For instance, there’s no need to show your work or use the right process as long as you get the right answer. Also, the answer choices can serve as very helpful assets for you.
Savvy test-takers have a way of using the multiple-choice answers to their advantage. Here are the five most common ways:
Process of elimination
Plugging in numbers
Process of Elimination
On the SAT and ACT, there are two ways to know you have the correct answer: You either have strong confidence in the choice you pick, or you know for certain that the other choices are wrong. This means that even if you don’t know how to get the right answer, you can use what you do know to eliminate wrong answer choices.
On a math question, for example, you may not know what the answer is but you do know that it cannot be negative. That may eliminate one or more choices. On a reading section, it’s often easy to eliminate a few choices that just weren’t mentioned or highlighted.
Often, you’ll find that the process of eliminating wrong answers helps to get your brain working in a way that leads you to the right answer.
The SAT and ACT include a lot of algebra, and it’s easy to get bogged down in long calculations. But the answer choices often give you a shortcut – a handful of options for what the variable could be. So instead of doing the algebra, you can insert those choices back into the problem and work only in numbers.
There are a few strategies for how to do this.
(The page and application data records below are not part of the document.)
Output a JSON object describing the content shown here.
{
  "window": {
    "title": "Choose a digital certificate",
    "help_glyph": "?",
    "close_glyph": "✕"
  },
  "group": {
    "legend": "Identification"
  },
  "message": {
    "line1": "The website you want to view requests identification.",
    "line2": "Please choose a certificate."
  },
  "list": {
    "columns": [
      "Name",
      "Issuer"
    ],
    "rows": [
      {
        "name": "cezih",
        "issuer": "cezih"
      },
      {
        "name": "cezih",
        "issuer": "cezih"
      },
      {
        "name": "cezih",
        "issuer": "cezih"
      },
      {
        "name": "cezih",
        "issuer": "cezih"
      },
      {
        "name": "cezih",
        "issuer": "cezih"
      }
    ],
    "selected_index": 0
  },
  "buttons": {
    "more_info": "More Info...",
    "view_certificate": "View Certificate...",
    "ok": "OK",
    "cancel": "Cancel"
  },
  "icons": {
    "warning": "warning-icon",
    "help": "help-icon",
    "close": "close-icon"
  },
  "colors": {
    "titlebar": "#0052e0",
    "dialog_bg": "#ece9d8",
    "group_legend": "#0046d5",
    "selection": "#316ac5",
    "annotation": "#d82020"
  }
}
One relies on the fact that the answer choices are generally in order from least to greatest or greatest to least, so if you pick a middle number you can often determine if you need a smaller or larger number and be done in two or three steps.
Another backsolving strategy is to just pick the easiest numbers to try. If the answer choices include easy-to-calculate numbers like 0, 1, 10 or 100, you may be able to do those in mere seconds and save yourself lots of time.
Plugging in Numbers
Backsolving is great if there are numbers in the answer choices to plug in to avoid algebra. But if there’s undone algebra in the answer choices – that is, if variables appear in your answer choices – there’s a shortcut you can use for these questions, too.
If you choose an easy-to-calculate number and set that equal to the variable everywhere it exists – for example, x = 2 - then you can see which answer choice produces the same result as the problem itself.
A great clue that this strategy will work is when a question uses the phrase “is equivalent to…for all values of.” In these instances, quite common on the SAT in particular, the question is giving you one way of phrasing an algebraic expression and then asking you what another equivalent form of that expression is. The “for all values of” wording is telling. If this equivalency must be true for all values of that variable, then you can pick an easy value for that variable and see which answer choice is equivalent. Taking Hints Another great thing about answer choices is that they give you hints about how you should approach the question. For example, if answer choices in a geometry problem include the term "the square root of 3," you might ask yourself where that number tends to appear. Most often, it’s in a 30-60-90 triangle given the side ratio of 1::2. Or on a grammar problem, if the answer choices all include some version of "its," "their," "is" and "are," you know quickly that you need to find the subject and determine if it’s singular or plural. If you ever find yourself stuck on how to approach a problem, a glance at the answer choices often gives you clues as to what’s important or what’s involved. Savvy test-takers take the hint. [ READ: How to Take the SAT, ACT for Free. ] Comparing Have you noticed that frequently you can get down to two possible answer choices but get stuck there? Often, test-takers will then make a guess based on a hunch or preference, but the answer choices actually give you a much better shot than that. Try to compare the two answer choices and look for differences. There’s a reason that you still like two of them, so comparing them is a great way to try to find the small flaw in one of them. Suppose, for example, that one of them says that birds can fly while another says that only birds can fly, or all birds can fly. While you might not initially have noticed “all” or “only” in a dense answer choice upon first glance, now you realize that the big difference is that one answer is general and the other is very specific. Then ask: Is that specificity true? Comparing answers is a great way to determine what your decision criteria should be. When you’re down to two answer choices, don’t just go on a hunch – get specific on the differences. It’s important to recognize that answer choices on the ACT and SAT are not just a list to choose from, but are also useful assets that can help you get right answers and get them more quickly. Learn to see answers as assets and watch your confidence and score soar.